**WHAT YOU SHOULD DO**
From the records below, give the number of lines that include the word "本地磁盘". Add no other words.

(Beginning of DATASET RECORDS)

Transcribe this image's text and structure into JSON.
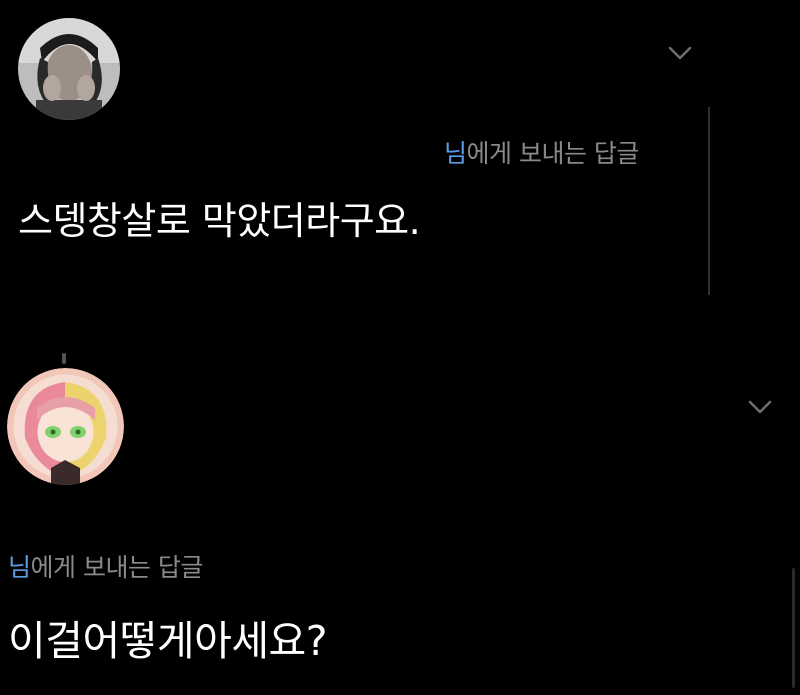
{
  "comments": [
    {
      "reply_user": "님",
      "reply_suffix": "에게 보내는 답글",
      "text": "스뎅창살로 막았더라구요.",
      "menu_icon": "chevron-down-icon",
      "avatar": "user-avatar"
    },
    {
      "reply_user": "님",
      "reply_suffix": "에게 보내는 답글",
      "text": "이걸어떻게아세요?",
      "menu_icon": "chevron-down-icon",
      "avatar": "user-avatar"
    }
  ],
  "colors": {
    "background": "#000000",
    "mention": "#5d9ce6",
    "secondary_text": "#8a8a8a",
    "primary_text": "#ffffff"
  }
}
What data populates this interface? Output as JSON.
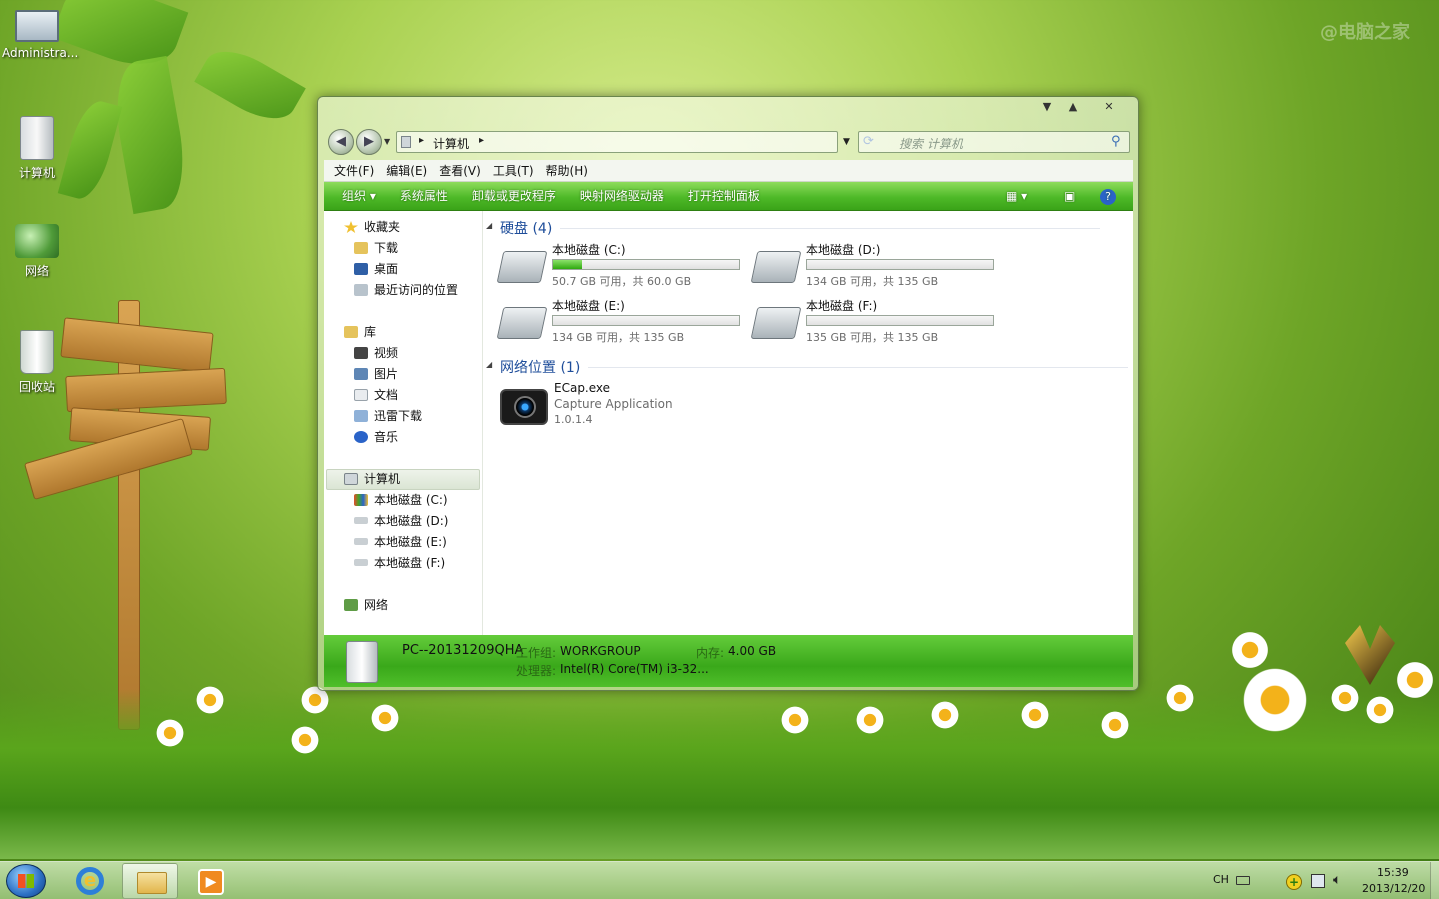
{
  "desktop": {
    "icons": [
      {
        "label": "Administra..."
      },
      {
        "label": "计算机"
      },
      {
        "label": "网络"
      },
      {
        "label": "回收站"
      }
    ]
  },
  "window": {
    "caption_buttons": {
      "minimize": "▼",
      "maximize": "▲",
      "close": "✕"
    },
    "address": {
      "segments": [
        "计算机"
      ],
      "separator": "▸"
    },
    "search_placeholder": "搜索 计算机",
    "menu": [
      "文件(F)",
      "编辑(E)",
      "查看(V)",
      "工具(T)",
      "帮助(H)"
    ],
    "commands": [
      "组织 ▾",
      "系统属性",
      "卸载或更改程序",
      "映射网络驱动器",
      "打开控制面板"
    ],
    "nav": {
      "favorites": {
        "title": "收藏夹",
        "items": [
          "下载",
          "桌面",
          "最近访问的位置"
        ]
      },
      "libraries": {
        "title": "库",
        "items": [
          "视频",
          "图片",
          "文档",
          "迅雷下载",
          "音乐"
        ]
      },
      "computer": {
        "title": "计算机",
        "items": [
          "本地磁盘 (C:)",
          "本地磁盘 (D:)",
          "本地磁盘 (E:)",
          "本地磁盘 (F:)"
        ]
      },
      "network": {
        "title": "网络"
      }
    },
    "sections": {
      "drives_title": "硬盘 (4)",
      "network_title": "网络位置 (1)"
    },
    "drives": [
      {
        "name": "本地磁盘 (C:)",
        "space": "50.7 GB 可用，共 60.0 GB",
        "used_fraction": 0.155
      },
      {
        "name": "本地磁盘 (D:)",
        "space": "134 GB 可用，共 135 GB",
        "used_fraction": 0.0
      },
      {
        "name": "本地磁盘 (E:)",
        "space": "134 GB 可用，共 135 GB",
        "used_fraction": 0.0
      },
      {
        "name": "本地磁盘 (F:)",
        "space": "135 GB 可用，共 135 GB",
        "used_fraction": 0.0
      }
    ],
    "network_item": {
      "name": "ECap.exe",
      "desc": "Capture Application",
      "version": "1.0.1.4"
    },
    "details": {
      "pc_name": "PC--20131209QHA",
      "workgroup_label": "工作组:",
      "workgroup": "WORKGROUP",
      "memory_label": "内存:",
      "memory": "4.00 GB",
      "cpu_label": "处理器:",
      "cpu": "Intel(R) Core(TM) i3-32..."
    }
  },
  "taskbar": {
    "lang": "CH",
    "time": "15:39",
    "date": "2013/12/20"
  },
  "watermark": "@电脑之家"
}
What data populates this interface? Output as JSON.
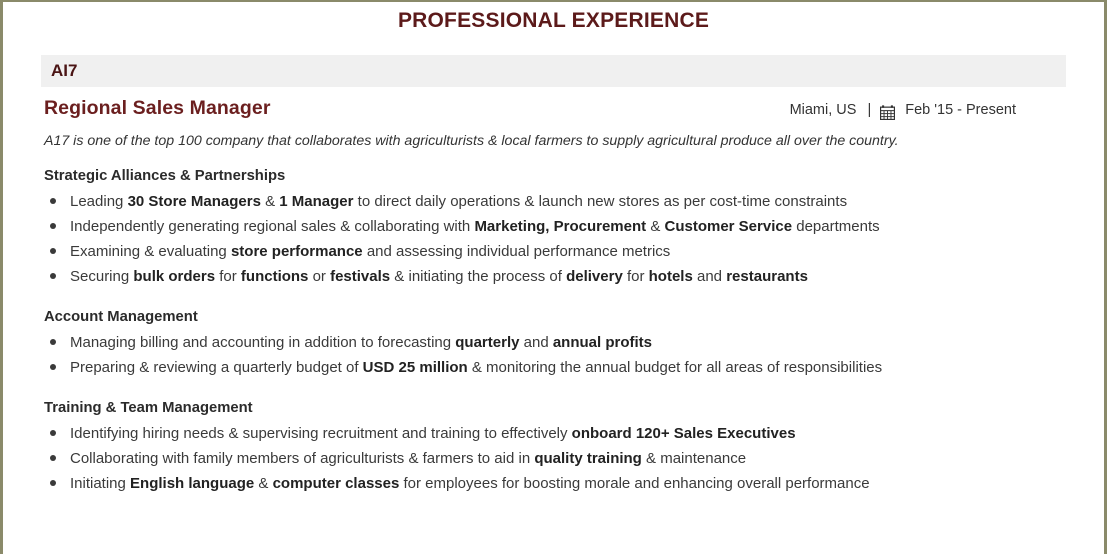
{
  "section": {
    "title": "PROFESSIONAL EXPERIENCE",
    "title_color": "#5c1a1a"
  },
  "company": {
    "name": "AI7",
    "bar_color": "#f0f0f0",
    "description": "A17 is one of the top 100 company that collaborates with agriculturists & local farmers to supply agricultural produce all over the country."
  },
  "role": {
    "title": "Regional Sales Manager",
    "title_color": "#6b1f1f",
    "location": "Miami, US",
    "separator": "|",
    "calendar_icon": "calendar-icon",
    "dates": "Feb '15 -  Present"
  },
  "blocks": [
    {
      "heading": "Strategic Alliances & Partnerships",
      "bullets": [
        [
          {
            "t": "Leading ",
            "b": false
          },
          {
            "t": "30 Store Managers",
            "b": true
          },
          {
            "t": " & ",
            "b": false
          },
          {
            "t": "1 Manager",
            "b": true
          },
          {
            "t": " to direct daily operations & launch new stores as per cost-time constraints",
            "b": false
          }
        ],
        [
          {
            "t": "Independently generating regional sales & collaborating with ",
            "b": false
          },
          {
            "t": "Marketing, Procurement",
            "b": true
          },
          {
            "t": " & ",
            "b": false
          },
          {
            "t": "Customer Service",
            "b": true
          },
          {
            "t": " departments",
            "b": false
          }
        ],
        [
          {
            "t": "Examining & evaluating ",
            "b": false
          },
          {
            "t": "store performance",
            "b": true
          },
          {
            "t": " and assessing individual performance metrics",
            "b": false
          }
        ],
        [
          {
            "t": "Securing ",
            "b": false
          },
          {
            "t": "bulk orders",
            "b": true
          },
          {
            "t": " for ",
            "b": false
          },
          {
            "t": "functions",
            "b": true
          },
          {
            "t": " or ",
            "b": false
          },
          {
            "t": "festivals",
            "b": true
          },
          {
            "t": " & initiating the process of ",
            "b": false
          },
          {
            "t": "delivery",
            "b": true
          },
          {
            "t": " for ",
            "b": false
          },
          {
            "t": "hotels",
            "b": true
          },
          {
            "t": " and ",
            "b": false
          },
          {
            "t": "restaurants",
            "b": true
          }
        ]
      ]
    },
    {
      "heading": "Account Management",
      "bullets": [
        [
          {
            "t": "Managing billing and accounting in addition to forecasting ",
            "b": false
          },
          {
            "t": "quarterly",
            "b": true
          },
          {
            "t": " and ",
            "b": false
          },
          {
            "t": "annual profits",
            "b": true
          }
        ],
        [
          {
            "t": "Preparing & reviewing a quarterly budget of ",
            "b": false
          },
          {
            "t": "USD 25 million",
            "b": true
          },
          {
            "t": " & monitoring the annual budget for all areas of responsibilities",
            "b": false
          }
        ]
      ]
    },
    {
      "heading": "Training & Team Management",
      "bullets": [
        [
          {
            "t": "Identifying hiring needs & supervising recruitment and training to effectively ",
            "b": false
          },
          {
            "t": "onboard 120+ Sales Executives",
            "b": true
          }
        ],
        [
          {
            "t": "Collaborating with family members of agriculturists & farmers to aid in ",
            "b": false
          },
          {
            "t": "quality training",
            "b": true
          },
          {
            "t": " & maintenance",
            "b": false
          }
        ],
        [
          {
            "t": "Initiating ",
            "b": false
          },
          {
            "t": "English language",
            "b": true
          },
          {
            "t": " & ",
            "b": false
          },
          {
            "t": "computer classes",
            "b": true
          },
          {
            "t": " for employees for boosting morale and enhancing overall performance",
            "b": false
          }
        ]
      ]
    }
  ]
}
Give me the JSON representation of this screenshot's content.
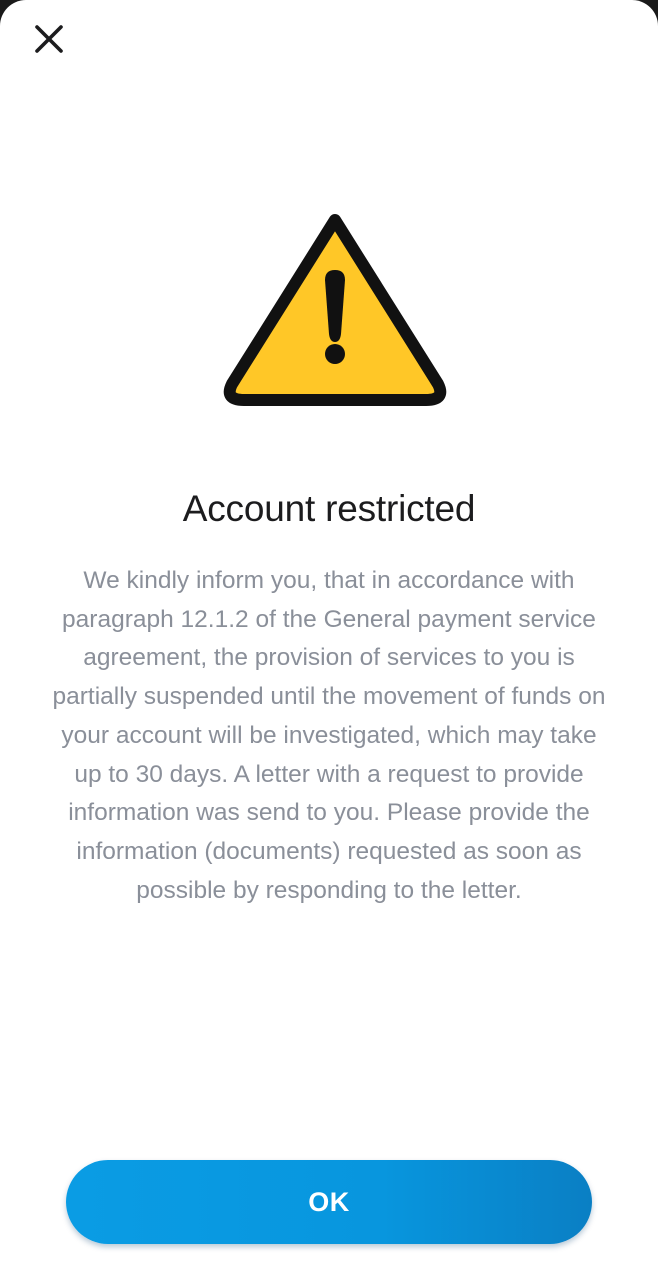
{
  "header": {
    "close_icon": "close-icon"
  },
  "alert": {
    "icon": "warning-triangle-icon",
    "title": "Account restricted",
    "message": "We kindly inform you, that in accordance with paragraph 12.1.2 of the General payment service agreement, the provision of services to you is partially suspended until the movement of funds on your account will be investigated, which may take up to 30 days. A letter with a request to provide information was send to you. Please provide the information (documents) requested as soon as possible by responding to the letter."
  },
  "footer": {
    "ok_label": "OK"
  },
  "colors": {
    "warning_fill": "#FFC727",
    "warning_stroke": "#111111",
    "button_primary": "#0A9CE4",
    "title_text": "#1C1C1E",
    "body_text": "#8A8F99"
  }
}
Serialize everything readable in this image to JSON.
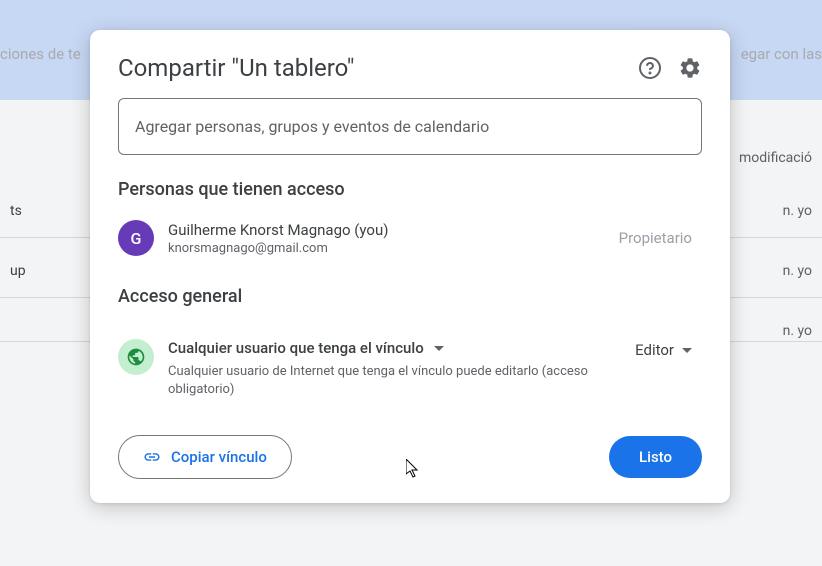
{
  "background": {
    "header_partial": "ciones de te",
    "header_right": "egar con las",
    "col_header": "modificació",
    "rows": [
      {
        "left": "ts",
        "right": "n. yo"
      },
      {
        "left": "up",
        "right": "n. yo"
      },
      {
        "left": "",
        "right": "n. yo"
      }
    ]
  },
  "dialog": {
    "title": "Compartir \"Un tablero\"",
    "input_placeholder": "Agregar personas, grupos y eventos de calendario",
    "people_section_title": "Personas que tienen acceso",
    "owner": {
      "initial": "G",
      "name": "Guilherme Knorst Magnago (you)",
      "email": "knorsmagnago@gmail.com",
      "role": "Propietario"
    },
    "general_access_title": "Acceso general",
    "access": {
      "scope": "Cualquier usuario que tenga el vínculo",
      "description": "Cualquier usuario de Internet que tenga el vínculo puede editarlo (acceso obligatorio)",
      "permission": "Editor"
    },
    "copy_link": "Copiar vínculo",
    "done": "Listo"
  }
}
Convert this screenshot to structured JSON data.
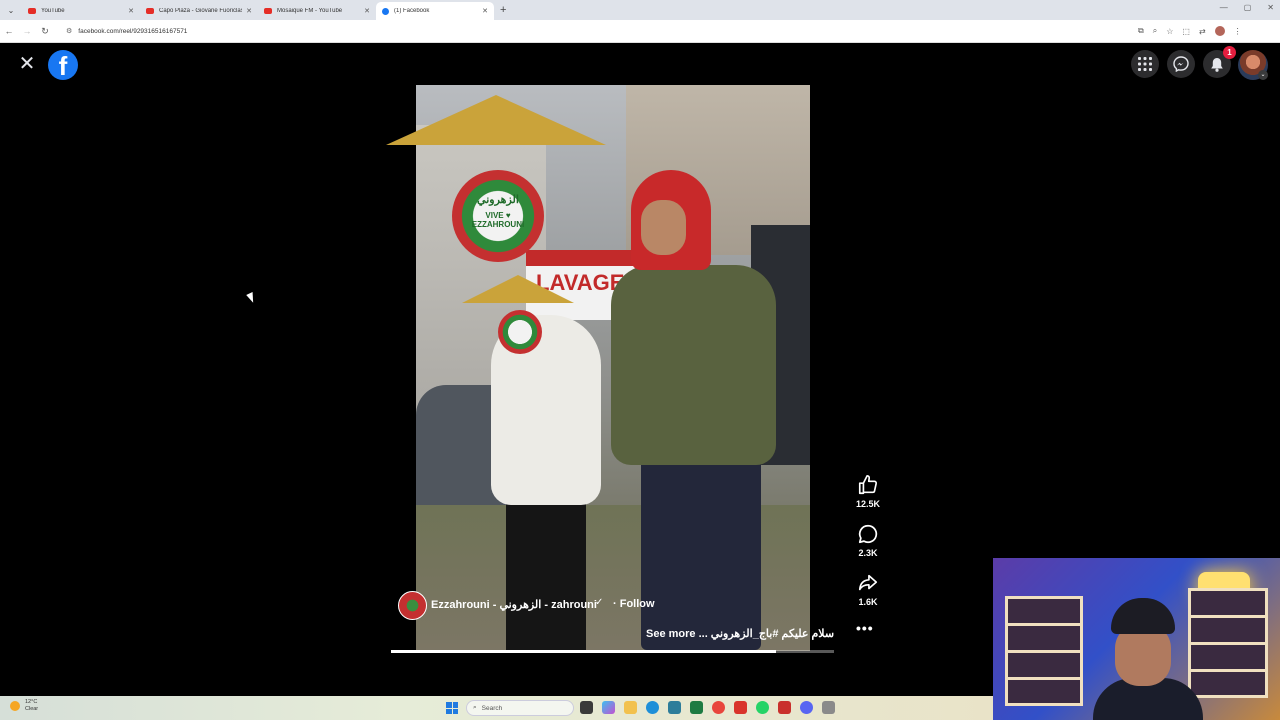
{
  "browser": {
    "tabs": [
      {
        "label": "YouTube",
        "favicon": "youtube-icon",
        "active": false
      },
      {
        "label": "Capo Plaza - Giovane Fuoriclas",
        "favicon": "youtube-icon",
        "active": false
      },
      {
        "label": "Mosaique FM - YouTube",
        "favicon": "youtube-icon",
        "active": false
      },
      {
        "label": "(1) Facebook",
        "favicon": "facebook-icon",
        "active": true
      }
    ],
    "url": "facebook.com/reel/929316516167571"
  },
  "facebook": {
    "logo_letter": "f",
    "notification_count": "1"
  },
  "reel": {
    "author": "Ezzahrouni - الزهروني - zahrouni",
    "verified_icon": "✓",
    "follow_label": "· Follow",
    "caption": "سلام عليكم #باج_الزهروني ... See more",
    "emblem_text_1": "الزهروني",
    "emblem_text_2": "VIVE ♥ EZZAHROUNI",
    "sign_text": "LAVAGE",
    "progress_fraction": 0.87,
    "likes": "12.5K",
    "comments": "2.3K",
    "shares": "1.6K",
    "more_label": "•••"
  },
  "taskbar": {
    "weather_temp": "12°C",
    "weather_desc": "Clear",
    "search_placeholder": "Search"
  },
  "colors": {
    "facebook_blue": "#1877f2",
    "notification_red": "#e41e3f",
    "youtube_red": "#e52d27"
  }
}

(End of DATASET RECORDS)

**OUTPUT FOR THIS EXERCISE**
8